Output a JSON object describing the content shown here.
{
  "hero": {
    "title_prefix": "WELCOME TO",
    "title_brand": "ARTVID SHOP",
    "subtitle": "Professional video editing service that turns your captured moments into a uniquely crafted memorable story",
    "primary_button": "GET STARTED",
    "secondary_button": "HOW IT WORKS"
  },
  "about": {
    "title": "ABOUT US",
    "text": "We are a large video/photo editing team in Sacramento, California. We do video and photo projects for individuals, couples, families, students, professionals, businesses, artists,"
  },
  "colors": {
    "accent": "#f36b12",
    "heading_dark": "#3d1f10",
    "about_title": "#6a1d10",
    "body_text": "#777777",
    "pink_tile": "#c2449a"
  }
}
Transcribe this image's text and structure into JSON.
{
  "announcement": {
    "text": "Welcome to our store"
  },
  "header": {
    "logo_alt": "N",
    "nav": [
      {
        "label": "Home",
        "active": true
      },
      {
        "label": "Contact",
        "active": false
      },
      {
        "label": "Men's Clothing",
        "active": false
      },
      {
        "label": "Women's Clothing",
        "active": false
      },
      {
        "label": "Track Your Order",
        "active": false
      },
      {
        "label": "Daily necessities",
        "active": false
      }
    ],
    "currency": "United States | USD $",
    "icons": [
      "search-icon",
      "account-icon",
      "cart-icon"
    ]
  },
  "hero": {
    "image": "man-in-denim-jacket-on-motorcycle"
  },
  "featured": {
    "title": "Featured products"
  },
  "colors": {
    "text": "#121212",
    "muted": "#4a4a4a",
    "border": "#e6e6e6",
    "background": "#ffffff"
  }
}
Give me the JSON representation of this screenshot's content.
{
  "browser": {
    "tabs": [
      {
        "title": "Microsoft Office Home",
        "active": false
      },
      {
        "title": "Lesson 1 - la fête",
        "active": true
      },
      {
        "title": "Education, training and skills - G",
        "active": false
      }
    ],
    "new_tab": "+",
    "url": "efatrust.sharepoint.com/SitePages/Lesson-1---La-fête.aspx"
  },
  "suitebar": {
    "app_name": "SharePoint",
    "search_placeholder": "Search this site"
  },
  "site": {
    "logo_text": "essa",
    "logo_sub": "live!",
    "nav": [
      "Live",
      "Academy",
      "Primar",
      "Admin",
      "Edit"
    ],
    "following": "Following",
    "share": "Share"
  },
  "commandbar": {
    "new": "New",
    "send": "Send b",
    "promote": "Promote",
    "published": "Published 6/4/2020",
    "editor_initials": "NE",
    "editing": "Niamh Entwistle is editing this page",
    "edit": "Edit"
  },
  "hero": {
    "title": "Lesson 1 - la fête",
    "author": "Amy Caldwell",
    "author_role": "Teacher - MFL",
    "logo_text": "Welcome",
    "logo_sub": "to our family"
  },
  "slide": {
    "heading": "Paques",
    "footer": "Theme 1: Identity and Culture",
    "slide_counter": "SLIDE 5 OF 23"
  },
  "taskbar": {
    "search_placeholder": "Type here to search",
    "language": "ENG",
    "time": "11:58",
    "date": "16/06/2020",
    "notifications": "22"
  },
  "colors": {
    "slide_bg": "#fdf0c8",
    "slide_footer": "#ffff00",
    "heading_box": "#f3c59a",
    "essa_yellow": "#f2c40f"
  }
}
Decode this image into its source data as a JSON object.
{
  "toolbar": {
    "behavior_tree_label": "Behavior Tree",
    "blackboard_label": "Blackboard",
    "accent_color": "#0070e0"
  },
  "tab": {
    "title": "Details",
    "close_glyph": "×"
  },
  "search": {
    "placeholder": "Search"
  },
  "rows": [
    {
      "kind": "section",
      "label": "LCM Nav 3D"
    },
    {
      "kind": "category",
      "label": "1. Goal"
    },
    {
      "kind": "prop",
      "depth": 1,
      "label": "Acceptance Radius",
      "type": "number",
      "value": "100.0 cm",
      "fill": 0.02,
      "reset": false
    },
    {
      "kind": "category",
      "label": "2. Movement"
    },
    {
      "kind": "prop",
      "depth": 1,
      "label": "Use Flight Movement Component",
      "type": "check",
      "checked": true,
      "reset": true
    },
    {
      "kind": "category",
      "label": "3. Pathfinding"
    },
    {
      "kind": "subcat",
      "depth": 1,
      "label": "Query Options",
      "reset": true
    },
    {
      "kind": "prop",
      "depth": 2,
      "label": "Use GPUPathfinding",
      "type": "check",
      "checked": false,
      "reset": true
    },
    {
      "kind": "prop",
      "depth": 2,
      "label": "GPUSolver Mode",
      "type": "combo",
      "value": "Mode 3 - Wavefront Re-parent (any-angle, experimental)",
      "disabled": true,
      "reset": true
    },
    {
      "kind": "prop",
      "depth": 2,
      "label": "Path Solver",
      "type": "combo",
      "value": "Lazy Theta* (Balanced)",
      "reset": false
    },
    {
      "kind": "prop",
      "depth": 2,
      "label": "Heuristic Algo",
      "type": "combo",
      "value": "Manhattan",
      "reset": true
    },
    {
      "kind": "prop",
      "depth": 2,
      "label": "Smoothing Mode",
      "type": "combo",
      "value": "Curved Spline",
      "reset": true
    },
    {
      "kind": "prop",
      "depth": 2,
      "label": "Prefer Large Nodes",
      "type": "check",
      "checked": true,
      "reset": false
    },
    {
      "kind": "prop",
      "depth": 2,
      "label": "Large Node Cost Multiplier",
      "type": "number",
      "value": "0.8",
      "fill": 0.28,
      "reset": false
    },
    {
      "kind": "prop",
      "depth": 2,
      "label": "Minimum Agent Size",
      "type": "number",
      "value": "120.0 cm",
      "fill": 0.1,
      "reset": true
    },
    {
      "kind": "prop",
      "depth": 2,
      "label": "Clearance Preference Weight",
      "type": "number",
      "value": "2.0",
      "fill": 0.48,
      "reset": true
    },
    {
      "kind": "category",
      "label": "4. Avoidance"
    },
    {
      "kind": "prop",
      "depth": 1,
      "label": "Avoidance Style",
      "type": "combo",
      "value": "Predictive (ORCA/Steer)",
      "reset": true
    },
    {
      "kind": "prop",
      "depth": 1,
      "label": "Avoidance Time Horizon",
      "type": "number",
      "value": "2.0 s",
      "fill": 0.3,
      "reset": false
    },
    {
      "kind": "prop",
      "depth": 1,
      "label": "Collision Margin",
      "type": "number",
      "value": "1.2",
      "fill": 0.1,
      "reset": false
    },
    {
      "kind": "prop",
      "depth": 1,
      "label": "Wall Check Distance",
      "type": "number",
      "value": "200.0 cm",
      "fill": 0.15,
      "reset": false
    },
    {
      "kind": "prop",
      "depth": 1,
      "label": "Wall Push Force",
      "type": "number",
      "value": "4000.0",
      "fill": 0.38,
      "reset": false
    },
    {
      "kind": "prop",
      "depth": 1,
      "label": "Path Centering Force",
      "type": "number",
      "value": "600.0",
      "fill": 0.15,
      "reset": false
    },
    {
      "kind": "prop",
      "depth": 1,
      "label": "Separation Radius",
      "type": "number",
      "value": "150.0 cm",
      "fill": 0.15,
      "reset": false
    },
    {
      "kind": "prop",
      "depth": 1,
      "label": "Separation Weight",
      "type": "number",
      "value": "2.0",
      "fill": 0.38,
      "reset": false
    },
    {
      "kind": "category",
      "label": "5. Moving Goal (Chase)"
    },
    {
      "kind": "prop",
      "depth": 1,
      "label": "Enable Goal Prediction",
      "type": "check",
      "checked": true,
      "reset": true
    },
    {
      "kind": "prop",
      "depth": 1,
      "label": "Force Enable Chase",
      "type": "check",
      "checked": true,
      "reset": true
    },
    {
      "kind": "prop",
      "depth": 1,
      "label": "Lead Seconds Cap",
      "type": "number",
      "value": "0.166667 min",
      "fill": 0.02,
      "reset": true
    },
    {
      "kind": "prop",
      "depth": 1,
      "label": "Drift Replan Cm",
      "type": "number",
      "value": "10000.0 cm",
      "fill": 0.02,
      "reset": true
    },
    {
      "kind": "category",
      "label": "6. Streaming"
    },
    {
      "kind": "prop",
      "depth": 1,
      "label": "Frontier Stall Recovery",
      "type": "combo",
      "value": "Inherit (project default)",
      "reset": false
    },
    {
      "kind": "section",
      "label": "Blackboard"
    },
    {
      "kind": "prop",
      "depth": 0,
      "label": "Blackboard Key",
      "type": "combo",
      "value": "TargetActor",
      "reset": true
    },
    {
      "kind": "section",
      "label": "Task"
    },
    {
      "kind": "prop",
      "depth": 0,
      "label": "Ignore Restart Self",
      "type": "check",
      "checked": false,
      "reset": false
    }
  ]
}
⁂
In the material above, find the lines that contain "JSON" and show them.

Output a JSON object describing the content shown here.
Transcribe this image's text and structure into JSON.
Give me the JSON representation of this screenshot's content.
Decode this image into its source data as a JSON object.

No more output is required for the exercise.